In addition, Canada should make a voluntary financial donation to ICC’s Strategic Plan for Outreach (SPO), which so far no state has done. Established in 2006, the SPO aims to ensure that the ICC’s role is understood in communities affected by Rome Statute crimes by creating lines of communication between the communities and the court. At a time when the court is increasingly perceived as being biased against Africa — all situations on its docket involve African countries — such outreach efforts, with which Canada would be associated, could help set the record straight and put the focus on victims and the atrocities perpetrated against them.
In Memoirs, former prime minister Brian Mulroney remarks that Canada’s good international standing is the result of “how hard we work to make sure we are noticed. Membership has to be personified… [The international community has to see that] the country and its leadership can make a contribution.”
Indeed, the international reputation of a state is partly the product of the visibility by which it contributes positively to a global endeavour. Ottawa has failed to communicate effectively how Canada has promoted international criminal justice in recent years, and the government will have to enhance the visibility of its efforts if it wants others to perceive the country as a leader in this global governance area.
It could start by updating and consolidating the information on Canada in the ICC posted on the Foreign Affairs and International Trade Canada Web site, which, as of this writing, was last revised more than one year ago. Further, it could raise awareness about the newly launched Justice Rapid Response (JRR) mechanism — a multilateral fact-finding facility with rapid deployment capability in situations where mass atrocities allegedly have occurred. Canada was instrumental in establishing it, but so far the JRR lacks international visibility. Of course, drawing attention to the government’s current ICC-related programs is likely to invite evaluative criticism. But this can set in motion efforts to improve the quality of Canada’s role in this international endeavour.
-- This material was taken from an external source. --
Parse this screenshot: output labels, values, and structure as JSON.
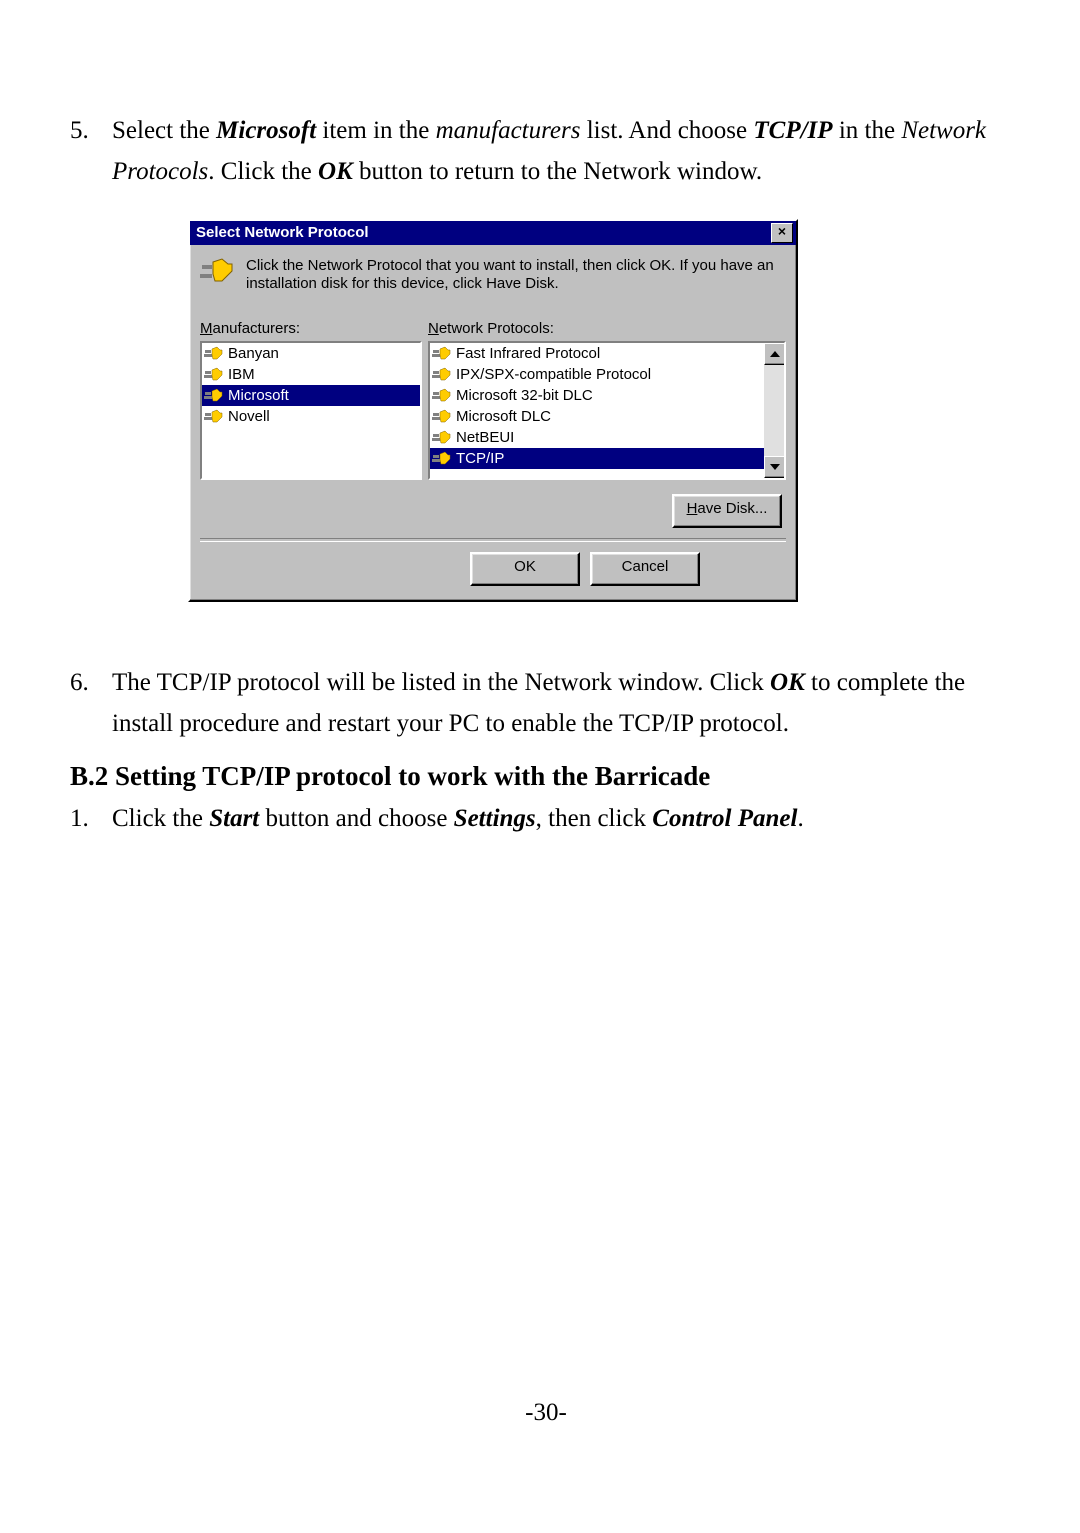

Many were quick to assign responsibility for Canada’s recent setback at the UN to the Harper government. However, as the ICC case illustrates, Canada’s ability to “punch above its weight” was eroding long before the Tories took power. The international community desperately needs the “good international citizenship” of a few countries to galvanize the kind of global collective efforts that will enable the Rome Statute system to achieve its mandate in the decades to come and rid global affairs of its pernicious culture of impunity. The strategy sketched above proposes several feasible policy measures by which Canada can renew its engagement and restore its reputation as a linchpin in the emerging international criminal justice regime. However, what will determine whether Ottawa rises to the occasion is its willingness to muster the political will to invest in the necessary smart power assets to back its good intentions.